[Web page and app entries]
BEGIN
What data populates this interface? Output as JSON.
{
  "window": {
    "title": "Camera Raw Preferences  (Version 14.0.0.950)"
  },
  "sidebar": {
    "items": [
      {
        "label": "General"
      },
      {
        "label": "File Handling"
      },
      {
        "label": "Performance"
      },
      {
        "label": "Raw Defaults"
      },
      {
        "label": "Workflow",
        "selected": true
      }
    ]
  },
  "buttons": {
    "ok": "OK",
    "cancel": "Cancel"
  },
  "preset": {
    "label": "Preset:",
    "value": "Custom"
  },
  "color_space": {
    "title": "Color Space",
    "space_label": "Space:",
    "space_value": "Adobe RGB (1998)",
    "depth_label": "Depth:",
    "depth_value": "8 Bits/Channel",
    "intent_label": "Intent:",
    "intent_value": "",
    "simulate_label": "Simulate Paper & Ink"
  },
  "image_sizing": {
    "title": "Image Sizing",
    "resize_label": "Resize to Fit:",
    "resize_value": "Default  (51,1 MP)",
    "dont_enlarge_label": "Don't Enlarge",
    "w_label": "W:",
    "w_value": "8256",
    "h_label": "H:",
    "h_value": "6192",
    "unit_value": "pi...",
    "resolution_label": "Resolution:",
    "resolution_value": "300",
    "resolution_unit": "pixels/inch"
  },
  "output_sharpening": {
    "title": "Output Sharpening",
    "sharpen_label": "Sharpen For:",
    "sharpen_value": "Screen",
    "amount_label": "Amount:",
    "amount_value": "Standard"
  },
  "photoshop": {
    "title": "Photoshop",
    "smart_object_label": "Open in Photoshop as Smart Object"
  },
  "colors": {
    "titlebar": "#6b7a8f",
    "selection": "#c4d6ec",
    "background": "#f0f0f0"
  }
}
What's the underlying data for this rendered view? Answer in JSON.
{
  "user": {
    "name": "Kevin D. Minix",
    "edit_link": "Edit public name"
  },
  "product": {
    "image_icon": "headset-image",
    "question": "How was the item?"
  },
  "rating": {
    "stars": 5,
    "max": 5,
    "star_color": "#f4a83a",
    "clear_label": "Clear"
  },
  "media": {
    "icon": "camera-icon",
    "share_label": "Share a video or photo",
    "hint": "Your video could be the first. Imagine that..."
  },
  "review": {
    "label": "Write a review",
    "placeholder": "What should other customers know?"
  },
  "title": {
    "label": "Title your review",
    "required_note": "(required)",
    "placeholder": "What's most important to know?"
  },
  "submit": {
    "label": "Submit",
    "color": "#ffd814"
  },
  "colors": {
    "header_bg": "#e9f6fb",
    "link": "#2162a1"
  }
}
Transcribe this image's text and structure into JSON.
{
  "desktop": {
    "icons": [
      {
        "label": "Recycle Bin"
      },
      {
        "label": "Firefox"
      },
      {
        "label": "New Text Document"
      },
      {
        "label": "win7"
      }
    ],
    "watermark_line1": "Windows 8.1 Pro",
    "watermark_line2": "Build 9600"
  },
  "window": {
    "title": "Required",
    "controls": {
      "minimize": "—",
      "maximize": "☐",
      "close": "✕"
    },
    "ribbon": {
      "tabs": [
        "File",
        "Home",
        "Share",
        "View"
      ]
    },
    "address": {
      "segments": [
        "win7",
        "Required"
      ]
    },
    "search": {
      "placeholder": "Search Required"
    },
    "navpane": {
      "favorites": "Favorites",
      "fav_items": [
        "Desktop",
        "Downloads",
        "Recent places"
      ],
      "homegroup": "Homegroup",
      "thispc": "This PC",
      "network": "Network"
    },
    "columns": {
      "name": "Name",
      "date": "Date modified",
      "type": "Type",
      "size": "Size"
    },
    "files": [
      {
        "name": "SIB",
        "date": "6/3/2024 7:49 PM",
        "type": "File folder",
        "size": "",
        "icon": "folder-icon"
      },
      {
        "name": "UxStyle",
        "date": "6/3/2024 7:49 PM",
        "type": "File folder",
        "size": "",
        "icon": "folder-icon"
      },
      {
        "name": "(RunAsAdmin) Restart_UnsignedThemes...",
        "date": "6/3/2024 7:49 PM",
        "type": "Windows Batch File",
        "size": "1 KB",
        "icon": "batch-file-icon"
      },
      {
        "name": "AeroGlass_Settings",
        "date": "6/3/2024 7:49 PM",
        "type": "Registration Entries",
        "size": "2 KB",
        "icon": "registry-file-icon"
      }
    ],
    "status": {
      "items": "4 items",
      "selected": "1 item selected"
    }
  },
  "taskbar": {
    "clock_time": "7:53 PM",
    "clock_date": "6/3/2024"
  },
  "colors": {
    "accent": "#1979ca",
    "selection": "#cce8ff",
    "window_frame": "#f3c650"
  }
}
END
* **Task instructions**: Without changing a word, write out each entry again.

* **Response box**:
What data populates this interface? Output as JSON.
{
  "window": {
    "title": "Camera Raw Preferences  (Version 14.0.0.950)"
  },
  "sidebar": {
    "items": [
      {
        "label": "General"
      },
      {
        "label": "File Handling"
      },
      {
        "label": "Performance"
      },
      {
        "label": "Raw Defaults"
      },
      {
        "label": "Workflow",
        "selected": true
      }
    ]
  },
  "buttons": {
    "ok": "OK",
    "cancel": "Cancel"
  },
  "preset": {
    "label": "Preset:",
    "value": "Custom"
  },
  "color_space": {
    "title": "Color Space",
    "space_label": "Space:",
    "space_value": "Adobe RGB (1998)",
    "depth_label": "Depth:",
    "depth_value": "8 Bits/Channel",
    "intent_label": "Intent:",
    "intent_value": "",
    "simulate_label": "Simulate Paper & Ink"
  },
  "image_sizing": {
    "title": "Image Sizing",
    "resize_label": "Resize to Fit:",
    "resize_value": "Default  (51,1 MP)",
    "dont_enlarge_label": "Don't Enlarge",
    "w_label": "W:",
    "w_value": "8256",
    "h_label": "H:",
    "h_value": "6192",
    "unit_value": "pi...",
    "resolution_label": "Resolution:",
    "resolution_value": "300",
    "resolution_unit": "pixels/inch"
  },
  "output_sharpening": {
    "title": "Output Sharpening",
    "sharpen_label": "Sharpen For:",
    "sharpen_value": "Screen",
    "amount_label": "Amount:",
    "amount_value": "Standard"
  },
  "photoshop": {
    "title": "Photoshop",
    "smart_object_label": "Open in Photoshop as Smart Object"
  },
  "colors": {
    "titlebar": "#6b7a8f",
    "selection": "#c4d6ec",
    "background": "#f0f0f0"
  }
}
What's the underlying data for this rendered view? Answer in JSON.
{
  "user": {
    "name": "Kevin D. Minix",
    "edit_link": "Edit public name"
  },
  "product": {
    "image_icon": "headset-image",
    "question": "How was the item?"
  },
  "rating": {
    "stars": 5,
    "max": 5,
    "star_color": "#f4a83a",
    "clear_label": "Clear"
  },
  "media": {
    "icon": "camera-icon",
    "share_label": "Share a video or photo",
    "hint": "Your video could be the first. Imagine that..."
  },
  "review": {
    "label": "Write a review",
    "placeholder": "What should other customers know?"
  },
  "title": {
    "label": "Title your review",
    "required_note": "(required)",
    "placeholder": "What's most important to know?"
  },
  "submit": {
    "label": "Submit",
    "color": "#ffd814"
  },
  "colors": {
    "header_bg": "#e9f6fb",
    "link": "#2162a1"
  }
}
Transcribe this image's text and structure into JSON.
{
  "desktop": {
    "icons": [
      {
        "label": "Recycle Bin"
      },
      {
        "label": "Firefox"
      },
      {
        "label": "New Text Document"
      },
      {
        "label": "win7"
      }
    ],
    "watermark_line1": "Windows 8.1 Pro",
    "watermark_line2": "Build 9600"
  },
  "window": {
    "title": "Required",
    "controls": {
      "minimize": "—",
      "maximize": "☐",
      "close": "✕"
    },
    "ribbon": {
      "tabs": [
        "File",
        "Home",
        "Share",
        "View"
      ]
    },
    "address": {
      "segments": [
        "win7",
        "Required"
      ]
    },
    "search": {
      "placeholder": "Search Required"
    },
    "navpane": {
      "favorites": "Favorites",
      "fav_items": [
        "Desktop",
        "Downloads",
        "Recent places"
      ],
      "homegroup": "Homegroup",
      "thispc": "This PC",
      "network": "Network"
    },
    "columns": {
      "name": "Name",
      "date": "Date modified",
      "type": "Type",
      "size": "Size"
    },
    "files": [
      {
        "name": "SIB",
        "date": "6/3/2024 7:49 PM",
        "type": "File folder",
        "size": "",
        "icon": "folder-icon"
      },
      {
        "name": "UxStyle",
        "date": "6/3/2024 7:49 PM",
        "type": "File folder",
        "size": "",
        "icon": "folder-icon"
      },
      {
        "name": "(RunAsAdmin) Restart_UnsignedThemes...",
        "date": "6/3/2024 7:49 PM",
        "type": "Windows Batch File",
        "size": "1 KB",
        "icon": "batch-file-icon"
      },
      {
        "name": "AeroGlass_Settings",
        "date": "6/3/2024 7:49 PM",
        "type": "Registration Entries",
        "size": "2 KB",
        "icon": "registry-file-icon"
      }
    ],
    "status": {
      "items": "4 items",
      "selected": "1 item selected"
    }
  },
  "taskbar": {
    "clock_time": "7:53 PM",
    "clock_date": "6/3/2024"
  },
  "colors": {
    "accent": "#1979ca",
    "selection": "#cce8ff",
    "window_frame": "#f3c650"
  }
}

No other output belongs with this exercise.